This group could have also been called the painful playoff losses group. The Nuggets have made, and lost in, the NBA playoffs 24 times in their history. The Lakers and Spurs account for 11 of those playoff exits. The Lakers have beaten Denver both times the Nuggets reached the Western Conference Finals, meanwhile the Spurs record against Denver in the playoffs is 20-6. Nuggets fans would call those teams easily the biggest rivals of the 2000s but what keeps it from being a true rivalry is this: Denver is 1-11 in series matchups against those teams in the playoffs. While Nuggets fans are filled with angry feelings towards LA and SA, they are a footnote at best in the eyes of those franchises.
The Warriors meanwhile are going to rank pretty high on any team’s rivalry list. Most of this has to do with the fact that they are the current defending champions but a lot of it has to do with their attitude and the way they present themselves. They are cocky (which they have earned the right to be) and sometimes childish while Kevin Durant is viewed as taking the easy way out (which he did). Look no further than Durant’s claims that the Warriors will “sweep your ass” to a Nuggets fan as he walked off the court fresh from a 22 point beat down for an example of this. There’s also the 2013 playoff series to consider, where comments about Denver being a dirty team led to subsequent moling from Andre Iguodala. That playoff series defeat also set in motion the events that have led to a fruitless 4 years of basketball in Denver. Unfortunately, like all rivals on the list, it’s unlikely the Warriors view Denver as a rival at all given the Nuggets have yet to beat them in a truly significant game.

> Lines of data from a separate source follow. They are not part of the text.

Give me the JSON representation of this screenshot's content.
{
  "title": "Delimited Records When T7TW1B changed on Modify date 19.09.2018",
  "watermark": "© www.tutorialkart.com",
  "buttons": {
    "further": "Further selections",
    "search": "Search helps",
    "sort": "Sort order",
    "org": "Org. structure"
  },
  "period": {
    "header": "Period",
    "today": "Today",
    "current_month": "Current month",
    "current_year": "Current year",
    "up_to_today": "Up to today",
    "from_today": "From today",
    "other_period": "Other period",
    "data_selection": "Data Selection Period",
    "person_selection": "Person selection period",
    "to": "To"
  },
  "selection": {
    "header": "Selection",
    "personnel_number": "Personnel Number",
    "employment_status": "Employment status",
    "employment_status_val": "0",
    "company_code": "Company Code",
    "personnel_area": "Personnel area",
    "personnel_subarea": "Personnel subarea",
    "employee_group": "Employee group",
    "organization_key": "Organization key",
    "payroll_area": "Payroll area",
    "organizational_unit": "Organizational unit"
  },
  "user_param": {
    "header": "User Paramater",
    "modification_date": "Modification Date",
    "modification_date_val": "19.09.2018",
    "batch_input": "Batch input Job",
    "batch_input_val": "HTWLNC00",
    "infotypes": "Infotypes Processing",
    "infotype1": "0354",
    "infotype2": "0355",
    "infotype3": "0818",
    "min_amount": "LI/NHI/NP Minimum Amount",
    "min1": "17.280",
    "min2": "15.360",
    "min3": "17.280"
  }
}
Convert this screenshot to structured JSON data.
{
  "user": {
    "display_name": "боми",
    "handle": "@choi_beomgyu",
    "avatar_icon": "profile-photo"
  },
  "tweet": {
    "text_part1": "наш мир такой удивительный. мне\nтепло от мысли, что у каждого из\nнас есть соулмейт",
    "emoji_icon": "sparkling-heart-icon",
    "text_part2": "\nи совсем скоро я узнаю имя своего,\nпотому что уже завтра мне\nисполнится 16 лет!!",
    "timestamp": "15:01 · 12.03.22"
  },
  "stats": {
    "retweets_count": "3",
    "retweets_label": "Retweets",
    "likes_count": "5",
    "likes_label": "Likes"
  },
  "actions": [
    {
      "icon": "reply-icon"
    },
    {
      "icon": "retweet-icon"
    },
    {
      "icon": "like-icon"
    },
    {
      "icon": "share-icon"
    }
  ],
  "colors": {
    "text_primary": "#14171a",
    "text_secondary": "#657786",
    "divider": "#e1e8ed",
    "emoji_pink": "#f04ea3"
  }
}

The “one almost true rival” group
If the Nuggets truly do have a rival, without a doubt at this point its the Trail Blazers. Just one year ago the Blazers are likely two if not three groups down this list. However, this rivalry stems from two things: Jusuf Nurkic and Jusuf Nurkic (also maybe some playoff stuff too). Nurkic’s issues are well documented and his discontent as a Nugget reached a peak when he took it upon himself to leave the arena at halftime during a game. Despite his consistent pouting, the Nuggets did right by him and found him a home where he had ample chance to succeed (should have traded him to Brooklyn) even though the team they traded him to was in their division and their biggest threat to take the 8 seed last season, a threat they saw realized on the backs of a monster performance by Nurkic against the Nuggets.

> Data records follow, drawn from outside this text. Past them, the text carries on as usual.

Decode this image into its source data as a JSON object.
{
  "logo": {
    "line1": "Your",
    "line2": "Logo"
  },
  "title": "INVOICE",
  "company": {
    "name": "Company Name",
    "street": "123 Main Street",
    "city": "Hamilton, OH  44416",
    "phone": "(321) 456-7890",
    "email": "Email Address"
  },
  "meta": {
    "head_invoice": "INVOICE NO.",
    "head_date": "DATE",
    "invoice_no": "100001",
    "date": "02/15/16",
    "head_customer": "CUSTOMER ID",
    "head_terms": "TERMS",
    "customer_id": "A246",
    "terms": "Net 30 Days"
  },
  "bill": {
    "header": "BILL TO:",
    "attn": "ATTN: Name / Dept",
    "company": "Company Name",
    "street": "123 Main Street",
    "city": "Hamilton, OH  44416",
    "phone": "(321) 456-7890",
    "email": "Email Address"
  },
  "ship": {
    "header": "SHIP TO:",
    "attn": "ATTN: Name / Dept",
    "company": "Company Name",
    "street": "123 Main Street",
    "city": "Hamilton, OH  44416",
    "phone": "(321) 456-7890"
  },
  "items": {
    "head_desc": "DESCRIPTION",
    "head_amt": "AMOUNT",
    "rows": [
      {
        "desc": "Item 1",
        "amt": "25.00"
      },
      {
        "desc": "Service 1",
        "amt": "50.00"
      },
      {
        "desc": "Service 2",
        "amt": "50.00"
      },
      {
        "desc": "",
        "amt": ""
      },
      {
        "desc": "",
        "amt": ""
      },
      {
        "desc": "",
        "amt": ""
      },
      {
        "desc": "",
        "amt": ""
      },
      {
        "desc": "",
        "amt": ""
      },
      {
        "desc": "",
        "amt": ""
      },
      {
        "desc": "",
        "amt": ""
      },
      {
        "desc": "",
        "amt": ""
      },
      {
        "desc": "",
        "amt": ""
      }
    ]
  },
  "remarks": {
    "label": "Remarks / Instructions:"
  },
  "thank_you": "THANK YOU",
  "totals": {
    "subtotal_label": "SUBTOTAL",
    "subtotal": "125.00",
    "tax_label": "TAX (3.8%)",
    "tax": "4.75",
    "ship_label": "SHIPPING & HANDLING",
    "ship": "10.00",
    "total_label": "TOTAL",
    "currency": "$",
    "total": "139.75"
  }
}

Jokic vs Nurkic has all the makings of a great player rivalry, whether it be the former teammate angle, the rising star at the same position angle, the Serbia-Bosnia angle or the division foes angle. However, Blazers-Nuggets still falls short of a true rivalry because Denver has yet to get the Blazers back and outside of last season there is virtually no drama between these teams. Each team has beat the other once in the playoffs but the last time they faced each other in the post season was 1986. In fact, despite being division foes, until the Nurkic debacle its fair to say fanbases of the two teams were fairly amicable with one another. In the age of social media though that all can change in a second and it certainly has with Nurkic fanning those flames.

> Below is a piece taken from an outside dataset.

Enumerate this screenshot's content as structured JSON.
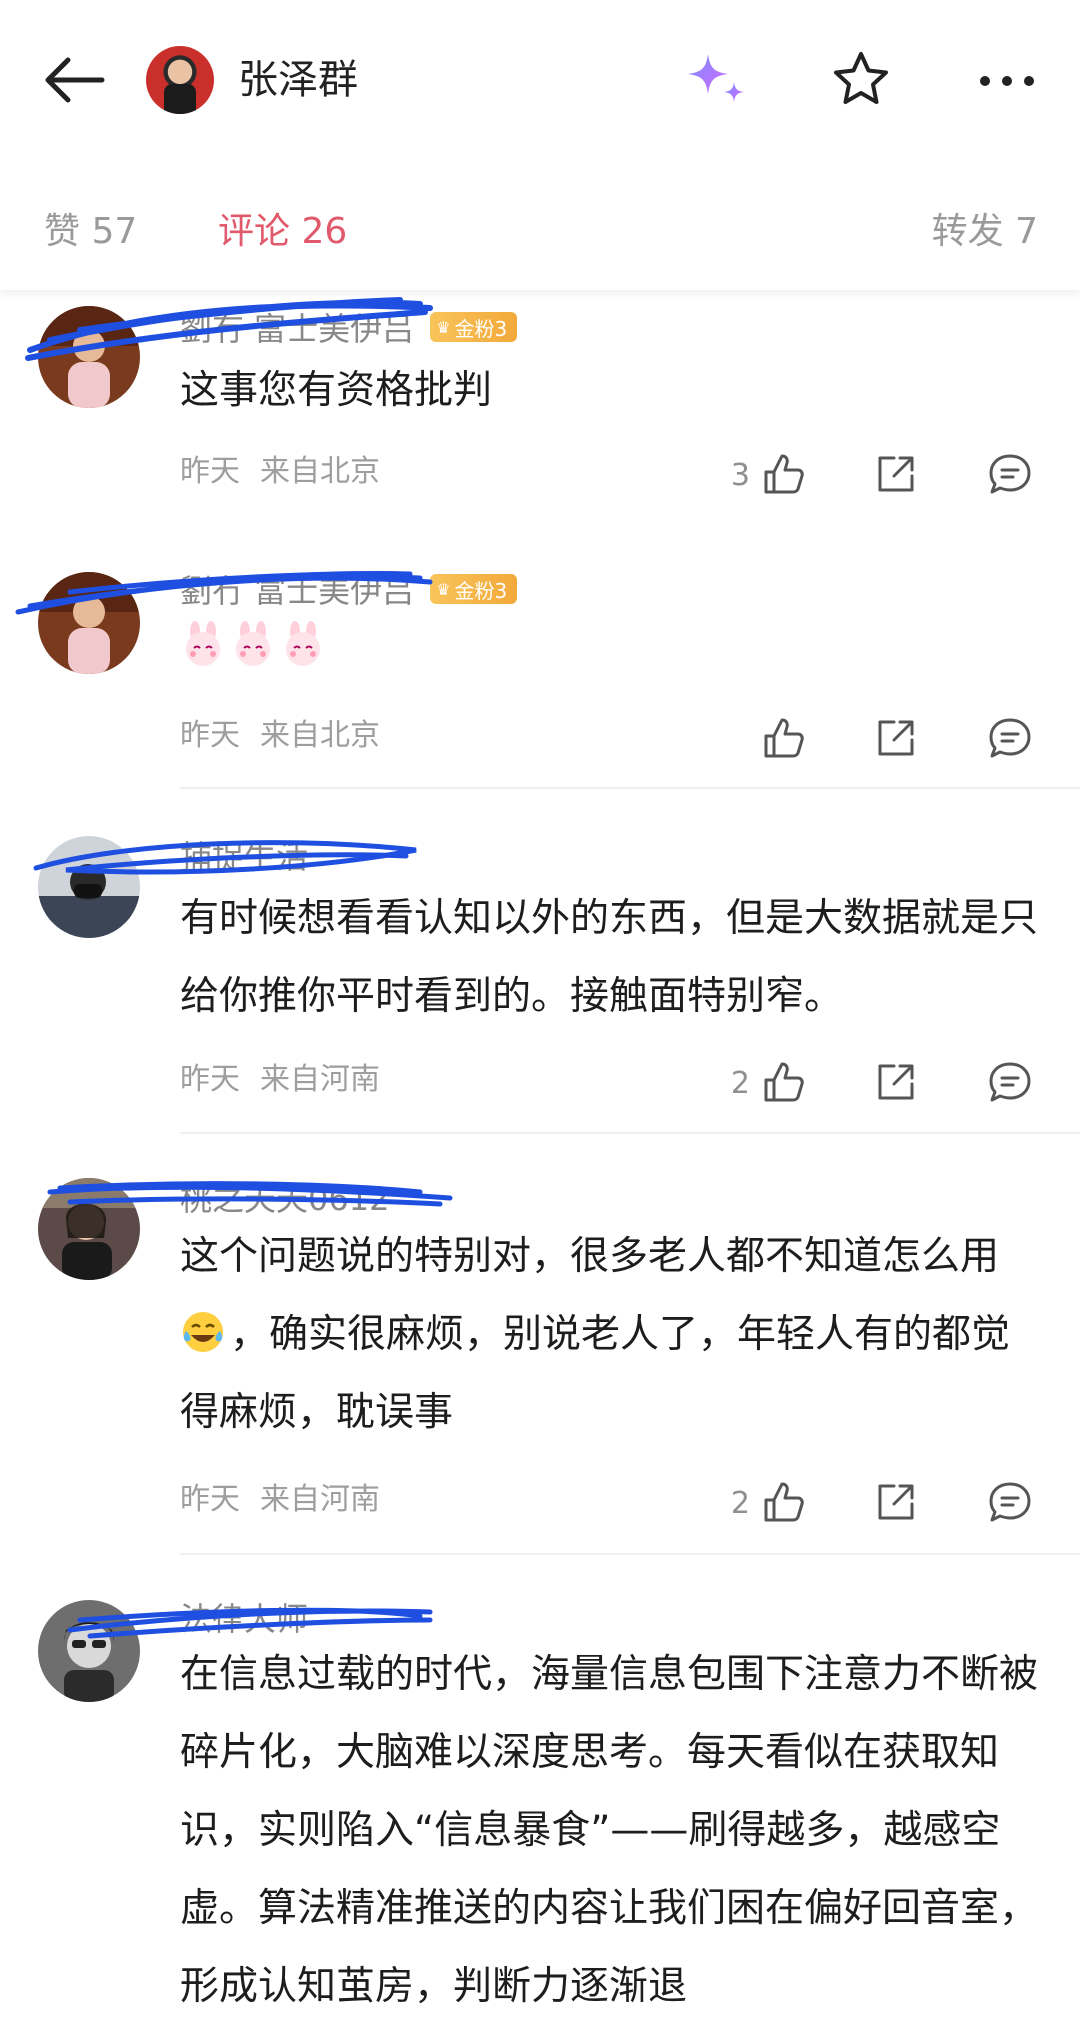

Add in the annoying annual summer “look at how hard I’m working” social media campaign, the childish attitude when things don’t go his way, the not so subtle shade on twitter and the fact that Jokic is clearly better and Nurkic makes himself easily the biggest villain to Nuggets fans. The two teams will likely find themselves battling for a playoff spot again in the spring of 2018 so this has the makings of a great rivalry. The Nuggets, like with all of their almost rivalries, simply need to start scoring some victories on their side of it.